Ok, so, Trump gets stuff wrong. Stats, some comparisons exaggerating his accomplishments, how great he is at this or that. He also obviously lied about extra marital affairs back in 2006 or longer, but almost anyone of you reading this has done so or has a family member that you love that has done so. Has he been unfaithful while in office? Has he made a pivot into becoming a better human being, husband and American? He is trying to convince us that he has, but in his way.

It has been 30 years since a newly elected Republican president was not accused by Democrats of stealing the elections. Do you believe that is the case?

These clumsy fibs, white lies or forgetful recollections of numbers are not typical of Presidents of the United States. Typically, the others were very careful when they constantly lied to us. Trump's faux pas are something that his supporters will easily forgive, knowing that he is just winging stuff off the cuff. He recently said, "I try to tell the truth when I can." Now that to me tells me nothing. It tells his detractors that Trump will lie when ever he wants, which is always.

After the Russian dossier fiasco and the Kavanaugh disgrace, who is it that is really the big fat liar, though?

As a private investigator, I have always been taught this: The truth wants to be known.

Soon enough, we'll know the truth of the next step we all take together.

Predictions:

Democrats (narrowly) take the House of Representatives.

Republicans keep the Senate.

Massachusetts: Baker wins with ease (69 percent)

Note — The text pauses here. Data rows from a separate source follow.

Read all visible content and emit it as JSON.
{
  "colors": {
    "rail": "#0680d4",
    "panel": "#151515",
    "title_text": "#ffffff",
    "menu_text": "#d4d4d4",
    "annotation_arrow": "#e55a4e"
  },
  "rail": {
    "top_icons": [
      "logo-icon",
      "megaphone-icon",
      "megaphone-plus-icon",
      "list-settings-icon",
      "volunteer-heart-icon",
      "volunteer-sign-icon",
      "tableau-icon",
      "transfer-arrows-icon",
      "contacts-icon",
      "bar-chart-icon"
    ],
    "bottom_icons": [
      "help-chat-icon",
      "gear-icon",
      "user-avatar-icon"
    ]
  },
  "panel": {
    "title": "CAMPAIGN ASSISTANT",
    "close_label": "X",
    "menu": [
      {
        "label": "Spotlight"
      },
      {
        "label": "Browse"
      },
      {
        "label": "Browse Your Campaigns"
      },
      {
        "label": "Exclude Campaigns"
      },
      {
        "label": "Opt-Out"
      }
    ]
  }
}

Democrat Senator Elizabeth Warren defeats challengers. Warren (D) 58 percent, Diehl (R) 40 percent, Shiva Ayyaadurai (Independent) 2 percent.

Ken Pittman is the host of The Ken Pittman Show on 1420 WBSM New Bedford. He can be heard Saturdays from 9 a.m. to noon. Contact him at ken.pittman@townsquaremedia.com and follow him on Twitter @RadioKenPittman. The opinions expressed in this commentary are solely those of the author.